Compare that with Skyrim. Sure, it's bigger, but some interiors are clearly cut’n’paste. By the time I’d entered my tenth cave system, I rushed through because I’d basically seen it all before. By the twentieth, I’d completely ceased exploration for its own sake. And while I appreciate the designers’ dedication to filling the world with wardrobes and bed-side tables, I wish they’d given the player a reason to open any of them. I stopped looking at loot beyond a cursory glance at its value - if you’re willing to schlep equipment back and forth to merchants, money will soon become entirely meaningless.
In fact, you know what I can do in real life? Open wardrobes. Sell crap on eBay. You know what I can’t do? Summon phantom warriors. Fight giant golden sumo wrestlers.

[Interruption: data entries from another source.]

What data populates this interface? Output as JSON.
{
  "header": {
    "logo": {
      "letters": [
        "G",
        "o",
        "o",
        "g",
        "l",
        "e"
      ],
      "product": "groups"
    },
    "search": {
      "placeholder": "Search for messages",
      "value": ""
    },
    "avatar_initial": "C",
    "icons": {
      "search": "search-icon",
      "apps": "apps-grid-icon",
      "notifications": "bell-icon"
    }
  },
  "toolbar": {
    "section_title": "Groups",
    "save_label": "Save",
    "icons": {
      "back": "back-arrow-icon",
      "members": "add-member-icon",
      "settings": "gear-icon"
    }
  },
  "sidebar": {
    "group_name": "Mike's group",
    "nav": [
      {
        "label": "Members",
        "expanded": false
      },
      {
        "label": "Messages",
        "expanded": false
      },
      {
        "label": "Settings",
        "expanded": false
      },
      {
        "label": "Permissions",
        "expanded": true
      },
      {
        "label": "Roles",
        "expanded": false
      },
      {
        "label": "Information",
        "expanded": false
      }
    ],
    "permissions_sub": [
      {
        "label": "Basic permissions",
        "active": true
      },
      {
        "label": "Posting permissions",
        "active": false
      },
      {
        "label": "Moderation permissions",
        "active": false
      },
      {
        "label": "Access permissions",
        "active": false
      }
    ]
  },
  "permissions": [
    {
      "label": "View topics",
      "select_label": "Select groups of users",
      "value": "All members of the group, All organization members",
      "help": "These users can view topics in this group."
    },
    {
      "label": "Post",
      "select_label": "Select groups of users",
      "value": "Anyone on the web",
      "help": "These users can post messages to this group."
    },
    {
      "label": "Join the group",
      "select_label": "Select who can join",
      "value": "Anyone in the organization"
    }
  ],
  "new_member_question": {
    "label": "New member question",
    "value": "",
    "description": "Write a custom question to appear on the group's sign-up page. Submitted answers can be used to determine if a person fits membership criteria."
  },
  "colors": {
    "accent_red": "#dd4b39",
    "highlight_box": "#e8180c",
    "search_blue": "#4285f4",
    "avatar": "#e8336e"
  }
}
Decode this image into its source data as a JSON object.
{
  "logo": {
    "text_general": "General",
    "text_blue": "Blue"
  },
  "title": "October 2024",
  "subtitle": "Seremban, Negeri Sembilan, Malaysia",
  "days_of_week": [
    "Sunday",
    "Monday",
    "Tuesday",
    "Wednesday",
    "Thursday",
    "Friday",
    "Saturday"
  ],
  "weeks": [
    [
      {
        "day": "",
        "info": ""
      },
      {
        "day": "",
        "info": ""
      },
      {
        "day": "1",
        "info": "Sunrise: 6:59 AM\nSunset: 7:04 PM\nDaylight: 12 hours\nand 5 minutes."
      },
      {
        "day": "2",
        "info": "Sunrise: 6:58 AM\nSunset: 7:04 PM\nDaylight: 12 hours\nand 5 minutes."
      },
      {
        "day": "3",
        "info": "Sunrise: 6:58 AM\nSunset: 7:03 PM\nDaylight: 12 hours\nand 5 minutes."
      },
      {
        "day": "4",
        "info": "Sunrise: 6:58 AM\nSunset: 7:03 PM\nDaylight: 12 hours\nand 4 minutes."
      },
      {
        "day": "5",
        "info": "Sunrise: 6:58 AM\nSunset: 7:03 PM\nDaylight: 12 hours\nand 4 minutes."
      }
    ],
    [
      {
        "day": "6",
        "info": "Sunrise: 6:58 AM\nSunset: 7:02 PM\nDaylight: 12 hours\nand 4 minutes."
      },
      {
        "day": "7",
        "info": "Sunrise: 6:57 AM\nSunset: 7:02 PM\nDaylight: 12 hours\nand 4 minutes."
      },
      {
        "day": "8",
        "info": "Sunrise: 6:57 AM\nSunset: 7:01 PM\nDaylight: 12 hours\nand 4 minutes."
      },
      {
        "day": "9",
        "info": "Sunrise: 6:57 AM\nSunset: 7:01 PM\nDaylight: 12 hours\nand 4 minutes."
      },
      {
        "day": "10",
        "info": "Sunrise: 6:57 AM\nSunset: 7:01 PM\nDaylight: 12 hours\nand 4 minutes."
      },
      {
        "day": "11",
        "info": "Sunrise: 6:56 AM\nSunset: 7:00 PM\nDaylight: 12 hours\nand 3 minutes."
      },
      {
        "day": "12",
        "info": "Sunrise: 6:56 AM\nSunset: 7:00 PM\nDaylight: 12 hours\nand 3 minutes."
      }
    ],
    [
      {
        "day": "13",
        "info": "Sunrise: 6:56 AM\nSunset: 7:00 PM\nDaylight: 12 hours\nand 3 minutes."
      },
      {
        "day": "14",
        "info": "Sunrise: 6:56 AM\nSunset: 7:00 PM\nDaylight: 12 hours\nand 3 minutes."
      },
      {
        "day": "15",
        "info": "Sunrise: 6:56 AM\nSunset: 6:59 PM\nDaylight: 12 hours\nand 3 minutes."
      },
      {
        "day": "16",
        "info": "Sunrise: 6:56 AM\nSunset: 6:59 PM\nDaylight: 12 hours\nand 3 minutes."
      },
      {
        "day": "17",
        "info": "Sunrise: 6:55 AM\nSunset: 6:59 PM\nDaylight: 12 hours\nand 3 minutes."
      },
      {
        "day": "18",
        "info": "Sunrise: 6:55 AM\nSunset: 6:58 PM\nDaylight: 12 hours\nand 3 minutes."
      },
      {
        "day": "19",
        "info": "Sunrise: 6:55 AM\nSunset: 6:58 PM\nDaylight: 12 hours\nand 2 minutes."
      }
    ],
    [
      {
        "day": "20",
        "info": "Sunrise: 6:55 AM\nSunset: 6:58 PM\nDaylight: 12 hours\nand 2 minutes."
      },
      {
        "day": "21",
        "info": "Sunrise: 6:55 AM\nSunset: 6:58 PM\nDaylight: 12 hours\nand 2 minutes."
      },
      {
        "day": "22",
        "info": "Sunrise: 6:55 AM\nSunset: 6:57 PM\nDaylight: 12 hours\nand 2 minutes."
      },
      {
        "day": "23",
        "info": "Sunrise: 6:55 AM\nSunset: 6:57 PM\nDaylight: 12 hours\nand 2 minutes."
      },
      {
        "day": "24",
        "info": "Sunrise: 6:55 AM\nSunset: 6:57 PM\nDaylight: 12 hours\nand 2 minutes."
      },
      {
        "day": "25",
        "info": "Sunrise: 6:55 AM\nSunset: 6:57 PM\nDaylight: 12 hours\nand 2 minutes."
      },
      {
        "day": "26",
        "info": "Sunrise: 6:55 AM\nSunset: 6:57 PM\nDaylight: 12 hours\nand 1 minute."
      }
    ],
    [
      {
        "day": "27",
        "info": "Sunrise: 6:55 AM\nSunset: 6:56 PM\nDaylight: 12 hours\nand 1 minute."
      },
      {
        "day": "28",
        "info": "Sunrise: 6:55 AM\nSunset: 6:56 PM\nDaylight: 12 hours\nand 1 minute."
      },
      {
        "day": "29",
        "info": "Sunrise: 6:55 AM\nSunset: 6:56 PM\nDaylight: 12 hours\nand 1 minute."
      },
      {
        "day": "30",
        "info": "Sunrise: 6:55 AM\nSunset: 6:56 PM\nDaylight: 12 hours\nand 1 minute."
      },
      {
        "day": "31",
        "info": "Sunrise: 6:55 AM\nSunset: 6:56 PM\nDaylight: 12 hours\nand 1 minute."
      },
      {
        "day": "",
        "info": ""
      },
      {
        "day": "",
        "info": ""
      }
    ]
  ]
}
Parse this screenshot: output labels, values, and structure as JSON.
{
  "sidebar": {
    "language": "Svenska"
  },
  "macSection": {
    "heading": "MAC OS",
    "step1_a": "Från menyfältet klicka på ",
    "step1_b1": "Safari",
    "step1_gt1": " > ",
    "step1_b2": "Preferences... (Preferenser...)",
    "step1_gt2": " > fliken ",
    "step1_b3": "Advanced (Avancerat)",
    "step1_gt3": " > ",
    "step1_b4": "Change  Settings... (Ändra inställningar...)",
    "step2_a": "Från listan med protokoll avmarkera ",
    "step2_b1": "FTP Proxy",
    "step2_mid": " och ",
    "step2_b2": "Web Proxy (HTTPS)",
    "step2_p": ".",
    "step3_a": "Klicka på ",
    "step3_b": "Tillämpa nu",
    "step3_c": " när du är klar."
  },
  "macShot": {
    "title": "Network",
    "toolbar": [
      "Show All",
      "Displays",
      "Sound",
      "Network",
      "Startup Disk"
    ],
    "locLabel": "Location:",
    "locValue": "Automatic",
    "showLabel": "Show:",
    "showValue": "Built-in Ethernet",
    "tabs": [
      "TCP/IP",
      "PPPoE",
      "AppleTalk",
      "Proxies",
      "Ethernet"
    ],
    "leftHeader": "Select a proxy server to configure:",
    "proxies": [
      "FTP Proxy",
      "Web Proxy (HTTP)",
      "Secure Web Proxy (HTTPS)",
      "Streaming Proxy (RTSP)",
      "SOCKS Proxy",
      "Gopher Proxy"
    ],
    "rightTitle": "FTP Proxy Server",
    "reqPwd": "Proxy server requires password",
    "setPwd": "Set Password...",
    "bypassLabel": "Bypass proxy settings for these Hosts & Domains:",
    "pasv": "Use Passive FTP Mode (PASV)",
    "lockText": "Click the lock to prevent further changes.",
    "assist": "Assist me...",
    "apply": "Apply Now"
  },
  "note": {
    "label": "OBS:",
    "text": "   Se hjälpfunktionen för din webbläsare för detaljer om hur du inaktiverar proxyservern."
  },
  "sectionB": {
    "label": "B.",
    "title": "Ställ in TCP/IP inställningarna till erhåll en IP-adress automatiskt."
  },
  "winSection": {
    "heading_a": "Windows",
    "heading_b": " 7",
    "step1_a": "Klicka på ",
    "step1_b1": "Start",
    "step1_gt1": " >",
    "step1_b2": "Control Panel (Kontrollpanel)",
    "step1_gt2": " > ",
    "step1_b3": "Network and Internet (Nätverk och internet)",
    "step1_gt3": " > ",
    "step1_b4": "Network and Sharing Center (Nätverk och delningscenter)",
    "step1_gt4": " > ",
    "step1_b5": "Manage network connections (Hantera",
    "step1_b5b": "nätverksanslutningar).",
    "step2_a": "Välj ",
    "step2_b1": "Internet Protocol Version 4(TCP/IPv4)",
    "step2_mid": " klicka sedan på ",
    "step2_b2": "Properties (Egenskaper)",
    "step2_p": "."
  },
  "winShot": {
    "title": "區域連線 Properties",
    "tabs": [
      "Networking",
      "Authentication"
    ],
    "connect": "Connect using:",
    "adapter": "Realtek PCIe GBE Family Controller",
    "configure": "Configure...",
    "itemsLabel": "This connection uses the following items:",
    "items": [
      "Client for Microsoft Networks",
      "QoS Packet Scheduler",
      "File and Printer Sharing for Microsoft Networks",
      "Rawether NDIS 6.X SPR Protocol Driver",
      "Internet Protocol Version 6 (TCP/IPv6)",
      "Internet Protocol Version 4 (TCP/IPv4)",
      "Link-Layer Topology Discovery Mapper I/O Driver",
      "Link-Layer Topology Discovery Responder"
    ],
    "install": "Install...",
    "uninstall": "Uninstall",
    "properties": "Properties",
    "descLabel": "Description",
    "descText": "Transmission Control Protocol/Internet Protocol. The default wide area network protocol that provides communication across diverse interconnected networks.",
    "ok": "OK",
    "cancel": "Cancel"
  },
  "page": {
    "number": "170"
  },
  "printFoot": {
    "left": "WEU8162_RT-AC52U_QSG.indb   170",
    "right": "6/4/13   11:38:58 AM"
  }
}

Realism in gaming is overrated for two reasons: When it works, it’s normally an inconvenience. But it’s also jarring when you are reminded of the limitations of a gaming world. Sure, it’s realistic that you can’t carry three different suits of armour and still race around at full pelt. So why then can I essentially become invisible by kneeling down in full view of the very guards who are searching for me?
And let’s not forget grinding. Both Dark Souls and Skyrim allow players to level up in order to deal with increasingly tough opposition. But the difference is that for Dark Souls, the real development primarily occurs to the sack of meat holding the controller, rather than the digits describing the character on screen. In fact, some masochists have gone as far as to finish the game without any levelling up whatsoever; all that’s necessary is skill and some knowledge of the game mechanics and world [R. Fiend, 2012]. That’s simply not possible with Skyrim.
Skyrim’s not a bad game. In fact, it’s a jolly good game. But Dark Souls is really something special. The power of science compels you to play it.
* "Deidra" is my Chinese PhD student. His real name is Jiang Chow Fat (or something), but I find it more efficient to refer to all of my lab staff by the name of my sixth wife (I am able to recall all six through the following rhyme: divorced, disproved, died; divorced, disproved, survived).
** This really is genuine data. I’m that anal.